WHAT THE TASK REQUIRES >> Print the data exactly. Pictures stay out.

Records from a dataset
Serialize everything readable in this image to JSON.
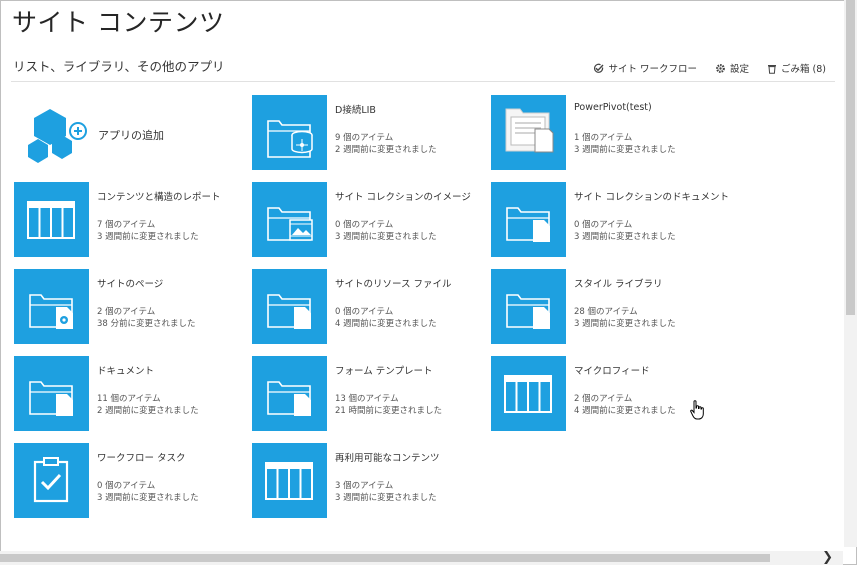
{
  "header": {
    "title": "サイト コンテンツ",
    "section": "リスト、ライブラリ、その他のアプリ"
  },
  "toolbar": {
    "workflow": "サイト ワークフロー",
    "settings": "設定",
    "recycle": "ごみ箱 (8)"
  },
  "add_app": {
    "label": "アプリの追加"
  },
  "tiles": [
    {
      "name": "D接続LIB",
      "count": "9 個のアイテム",
      "modified": "2 週間前に変更されました",
      "icon": "database-library"
    },
    {
      "name": "PowerPivot(test)",
      "count": "1 個のアイテム",
      "modified": "3 週間前に変更されました",
      "icon": "powerpivot-library"
    },
    {
      "name": "コンテンツと構造のレポート",
      "count": "7 個のアイテム",
      "modified": "3 週間前に変更されました",
      "icon": "list"
    },
    {
      "name": "サイト コレクションのイメージ",
      "count": "0 個のアイテム",
      "modified": "3 週間前に変更されました",
      "icon": "image-library"
    },
    {
      "name": "サイト コレクションのドキュメント",
      "count": "0 個のアイテム",
      "modified": "3 週間前に変更されました",
      "icon": "document-library"
    },
    {
      "name": "サイトのページ",
      "count": "2 個のアイテム",
      "modified": "38 分前に変更されました",
      "icon": "wiki-library"
    },
    {
      "name": "サイトのリソース ファイル",
      "count": "0 個のアイテム",
      "modified": "4 週間前に変更されました",
      "icon": "document-library"
    },
    {
      "name": "スタイル ライブラリ",
      "count": "28 個のアイテム",
      "modified": "3 週間前に変更されました",
      "icon": "document-library"
    },
    {
      "name": "ドキュメント",
      "count": "11 個のアイテム",
      "modified": "2 週間前に変更されました",
      "icon": "document-library"
    },
    {
      "name": "フォーム テンプレート",
      "count": "13 個のアイテム",
      "modified": "21 時間前に変更されました",
      "icon": "document-library"
    },
    {
      "name": "マイクロフィード",
      "count": "2 個のアイテム",
      "modified": "4 週間前に変更されました",
      "icon": "list"
    },
    {
      "name": "ワークフロー タスク",
      "count": "0 個のアイテム",
      "modified": "3 週間前に変更されました",
      "icon": "task-list"
    },
    {
      "name": "再利用可能なコンテンツ",
      "count": "3 個のアイテム",
      "modified": "3 週間前に変更されました",
      "icon": "list"
    }
  ],
  "colors": {
    "tile": "#1ea0e0",
    "icon_stroke": "#ffffff"
  }
}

TASK SOLUTION >>
Serialize everything readable in this image to JSON.
{
  "header": {
    "title": "サイト コンテンツ",
    "section": "リスト、ライブラリ、その他のアプリ"
  },
  "toolbar": {
    "workflow": "サイト ワークフロー",
    "settings": "設定",
    "recycle": "ごみ箱 (8)"
  },
  "add_app": {
    "label": "アプリの追加"
  },
  "tiles": [
    {
      "name": "D接続LIB",
      "count": "9 個のアイテム",
      "modified": "2 週間前に変更されました",
      "icon": "database-library"
    },
    {
      "name": "PowerPivot(test)",
      "count": "1 個のアイテム",
      "modified": "3 週間前に変更されました",
      "icon": "powerpivot-library"
    },
    {
      "name": "コンテンツと構造のレポート",
      "count": "7 個のアイテム",
      "modified": "3 週間前に変更されました",
      "icon": "list"
    },
    {
      "name": "サイト コレクションのイメージ",
      "count": "0 個のアイテム",
      "modified": "3 週間前に変更されました",
      "icon": "image-library"
    },
    {
      "name": "サイト コレクションのドキュメント",
      "count": "0 個のアイテム",
      "modified": "3 週間前に変更されました",
      "icon": "document-library"
    },
    {
      "name": "サイトのページ",
      "count": "2 個のアイテム",
      "modified": "38 分前に変更されました",
      "icon": "wiki-library"
    },
    {
      "name": "サイトのリソース ファイル",
      "count": "0 個のアイテム",
      "modified": "4 週間前に変更されました",
      "icon": "document-library"
    },
    {
      "name": "スタイル ライブラリ",
      "count": "28 個のアイテム",
      "modified": "3 週間前に変更されました",
      "icon": "document-library"
    },
    {
      "name": "ドキュメント",
      "count": "11 個のアイテム",
      "modified": "2 週間前に変更されました",
      "icon": "document-library"
    },
    {
      "name": "フォーム テンプレート",
      "count": "13 個のアイテム",
      "modified": "21 時間前に変更されました",
      "icon": "document-library"
    },
    {
      "name": "マイクロフィード",
      "count": "2 個のアイテム",
      "modified": "4 週間前に変更されました",
      "icon": "list"
    },
    {
      "name": "ワークフロー タスク",
      "count": "0 個のアイテム",
      "modified": "3 週間前に変更されました",
      "icon": "task-list"
    },
    {
      "name": "再利用可能なコンテンツ",
      "count": "3 個のアイテム",
      "modified": "3 週間前に変更されました",
      "icon": "list"
    }
  ],
  "colors": {
    "tile": "#1ea0e0",
    "icon_stroke": "#ffffff"
  }
}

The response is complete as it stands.